» GOAL OF THE EXERCISE
Repeat the entries exactly but omit the pictures.

:: PROVIDED INFORMATION ::

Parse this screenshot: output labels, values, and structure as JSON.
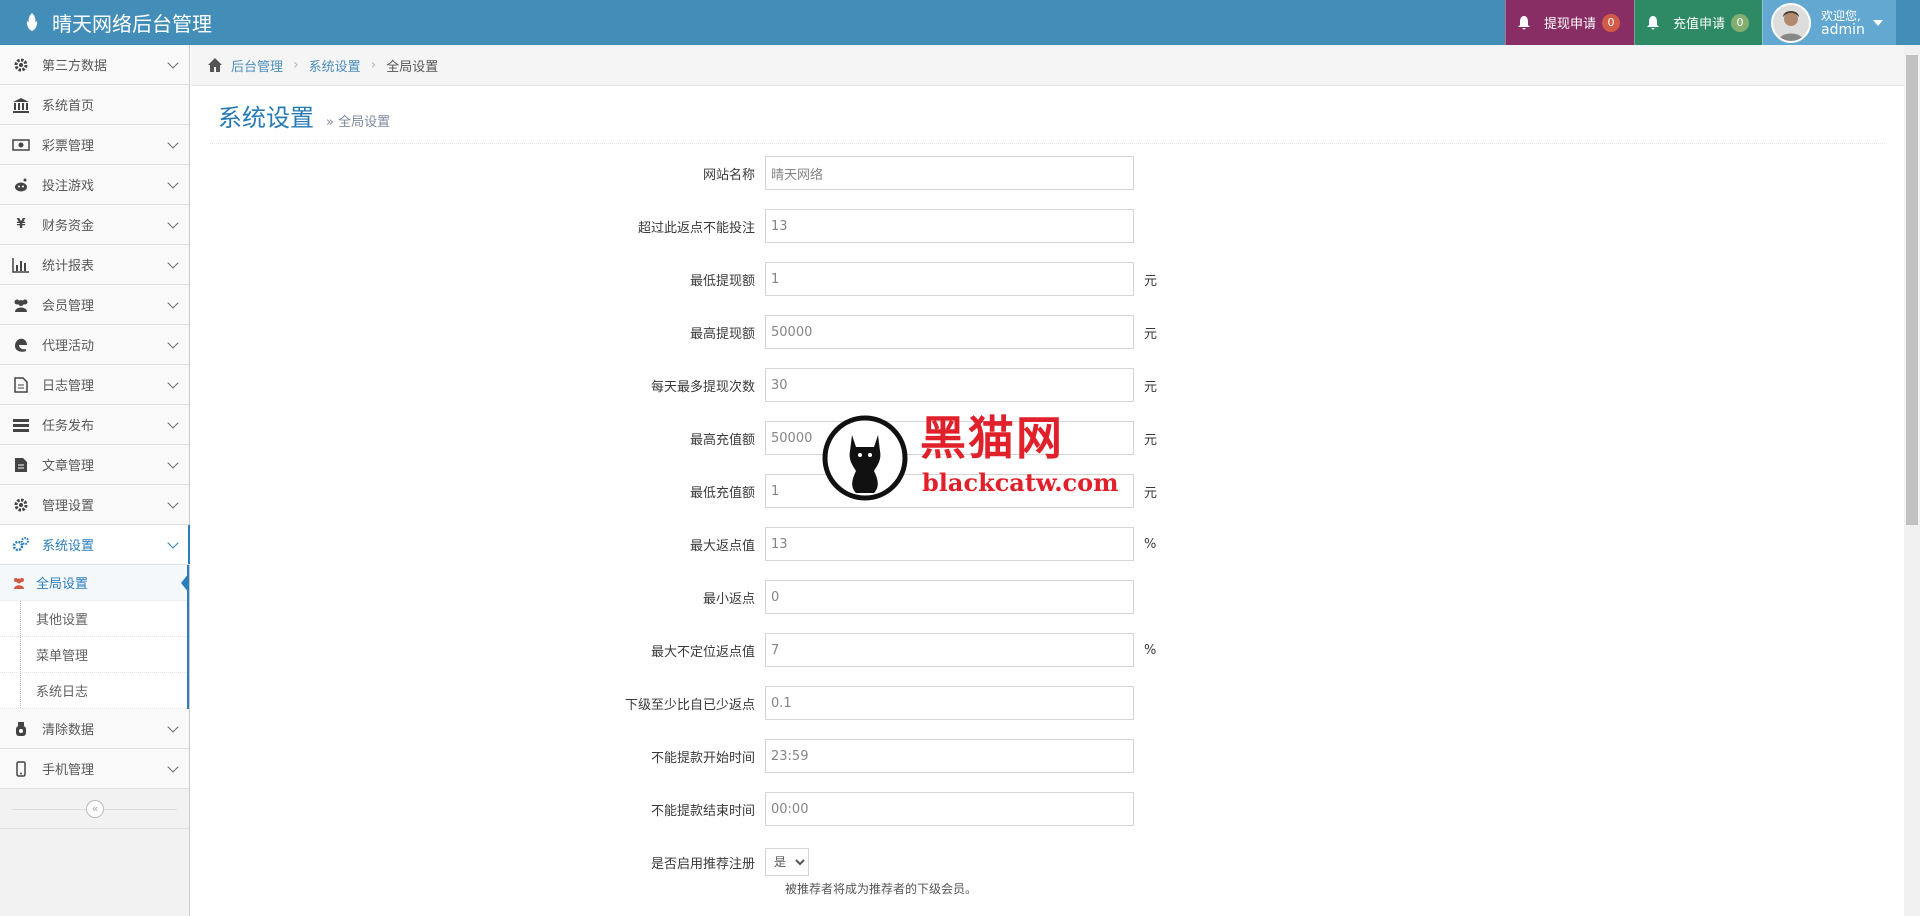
{
  "app": {
    "title": "晴天网络后台管理"
  },
  "topnav": {
    "withdraw_label": "提现申请",
    "withdraw_count": "0",
    "recharge_label": "充值申请",
    "recharge_count": "0",
    "welcome": "欢迎您,",
    "username": "admin"
  },
  "sidebar": {
    "items": [
      {
        "label": "第三方数据",
        "icon": "gear-icon"
      },
      {
        "label": "系统首页",
        "icon": "bank-icon"
      },
      {
        "label": "彩票管理",
        "icon": "money-icon"
      },
      {
        "label": "投注游戏",
        "icon": "reddit-icon"
      },
      {
        "label": "财务资金",
        "icon": "yen-icon"
      },
      {
        "label": "统计报表",
        "icon": "bar-chart-icon"
      },
      {
        "label": "会员管理",
        "icon": "users-icon"
      },
      {
        "label": "代理活动",
        "icon": "edge-icon"
      },
      {
        "label": "日志管理",
        "icon": "file-icon"
      },
      {
        "label": "任务发布",
        "icon": "tasks-icon"
      },
      {
        "label": "文章管理",
        "icon": "document-icon"
      },
      {
        "label": "管理设置",
        "icon": "gear-icon"
      },
      {
        "label": "系统设置",
        "icon": "gears-icon"
      },
      {
        "label": "清除数据",
        "icon": "sanitizer-icon"
      },
      {
        "label": "手机管理",
        "icon": "mobile-icon"
      }
    ],
    "submenu": [
      "全局设置",
      "其他设置",
      "菜单管理",
      "系统日志"
    ],
    "collapse": "«"
  },
  "breadcrumb": {
    "home": "后台管理",
    "section": "系统设置",
    "current": "全局设置"
  },
  "page": {
    "title": "系统设置",
    "subtitle": "» 全局设置"
  },
  "form": {
    "fields": [
      {
        "label": "网站名称",
        "value": "晴天网络",
        "unit": ""
      },
      {
        "label": "超过此返点不能投注",
        "value": "13",
        "unit": ""
      },
      {
        "label": "最低提现额",
        "value": "1",
        "unit": "元"
      },
      {
        "label": "最高提现额",
        "value": "50000",
        "unit": "元"
      },
      {
        "label": "每天最多提现次数",
        "value": "30",
        "unit": "元"
      },
      {
        "label": "最高充值额",
        "value": "50000",
        "unit": "元"
      },
      {
        "label": "最低充值额",
        "value": "1",
        "unit": "元"
      },
      {
        "label": "最大返点值",
        "value": "13",
        "unit": "%"
      },
      {
        "label": "最小返点",
        "value": "0",
        "unit": ""
      },
      {
        "label": "最大不定位返点值",
        "value": "7",
        "unit": "%"
      },
      {
        "label": "下级至少比自已少返点",
        "value": "0.1",
        "unit": ""
      },
      {
        "label": "不能提款开始时间",
        "value": "23:59",
        "unit": ""
      },
      {
        "label": "不能提款结束时间",
        "value": "00:00",
        "unit": ""
      }
    ],
    "referral_label": "是否启用推荐注册",
    "referral_value": "是",
    "referral_help": "被推荐者将成为推荐者的下级会员。"
  },
  "watermark": {
    "cn": "黑猫网",
    "en": "blackcatw.com"
  },
  "colors": {
    "navbar": "#438eb9",
    "withdraw": "#892e65",
    "recharge": "#2e8965",
    "user": "#62a8d1",
    "accent": "#2b7dbc",
    "watermark": "#e0202a"
  }
}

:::

» ANSWER BOX
Parse this screenshot: output labels, values, and structure as JSON.
{
  "app": {
    "title": "晴天网络后台管理"
  },
  "topnav": {
    "withdraw_label": "提现申请",
    "withdraw_count": "0",
    "recharge_label": "充值申请",
    "recharge_count": "0",
    "welcome": "欢迎您,",
    "username": "admin"
  },
  "sidebar": {
    "items": [
      {
        "label": "第三方数据",
        "icon": "gear-icon"
      },
      {
        "label": "系统首页",
        "icon": "bank-icon"
      },
      {
        "label": "彩票管理",
        "icon": "money-icon"
      },
      {
        "label": "投注游戏",
        "icon": "reddit-icon"
      },
      {
        "label": "财务资金",
        "icon": "yen-icon"
      },
      {
        "label": "统计报表",
        "icon": "bar-chart-icon"
      },
      {
        "label": "会员管理",
        "icon": "users-icon"
      },
      {
        "label": "代理活动",
        "icon": "edge-icon"
      },
      {
        "label": "日志管理",
        "icon": "file-icon"
      },
      {
        "label": "任务发布",
        "icon": "tasks-icon"
      },
      {
        "label": "文章管理",
        "icon": "document-icon"
      },
      {
        "label": "管理设置",
        "icon": "gear-icon"
      },
      {
        "label": "系统设置",
        "icon": "gears-icon"
      },
      {
        "label": "清除数据",
        "icon": "sanitizer-icon"
      },
      {
        "label": "手机管理",
        "icon": "mobile-icon"
      }
    ],
    "submenu": [
      "全局设置",
      "其他设置",
      "菜单管理",
      "系统日志"
    ],
    "collapse": "«"
  },
  "breadcrumb": {
    "home": "后台管理",
    "section": "系统设置",
    "current": "全局设置"
  },
  "page": {
    "title": "系统设置",
    "subtitle": "» 全局设置"
  },
  "form": {
    "fields": [
      {
        "label": "网站名称",
        "value": "晴天网络",
        "unit": ""
      },
      {
        "label": "超过此返点不能投注",
        "value": "13",
        "unit": ""
      },
      {
        "label": "最低提现额",
        "value": "1",
        "unit": "元"
      },
      {
        "label": "最高提现额",
        "value": "50000",
        "unit": "元"
      },
      {
        "label": "每天最多提现次数",
        "value": "30",
        "unit": "元"
      },
      {
        "label": "最高充值额",
        "value": "50000",
        "unit": "元"
      },
      {
        "label": "最低充值额",
        "value": "1",
        "unit": "元"
      },
      {
        "label": "最大返点值",
        "value": "13",
        "unit": "%"
      },
      {
        "label": "最小返点",
        "value": "0",
        "unit": ""
      },
      {
        "label": "最大不定位返点值",
        "value": "7",
        "unit": "%"
      },
      {
        "label": "下级至少比自已少返点",
        "value": "0.1",
        "unit": ""
      },
      {
        "label": "不能提款开始时间",
        "value": "23:59",
        "unit": ""
      },
      {
        "label": "不能提款结束时间",
        "value": "00:00",
        "unit": ""
      }
    ],
    "referral_label": "是否启用推荐注册",
    "referral_value": "是",
    "referral_help": "被推荐者将成为推荐者的下级会员。"
  },
  "watermark": {
    "cn": "黑猫网",
    "en": "blackcatw.com"
  },
  "colors": {
    "navbar": "#438eb9",
    "withdraw": "#892e65",
    "recharge": "#2e8965",
    "user": "#62a8d1",
    "accent": "#2b7dbc",
    "watermark": "#e0202a"
  }
}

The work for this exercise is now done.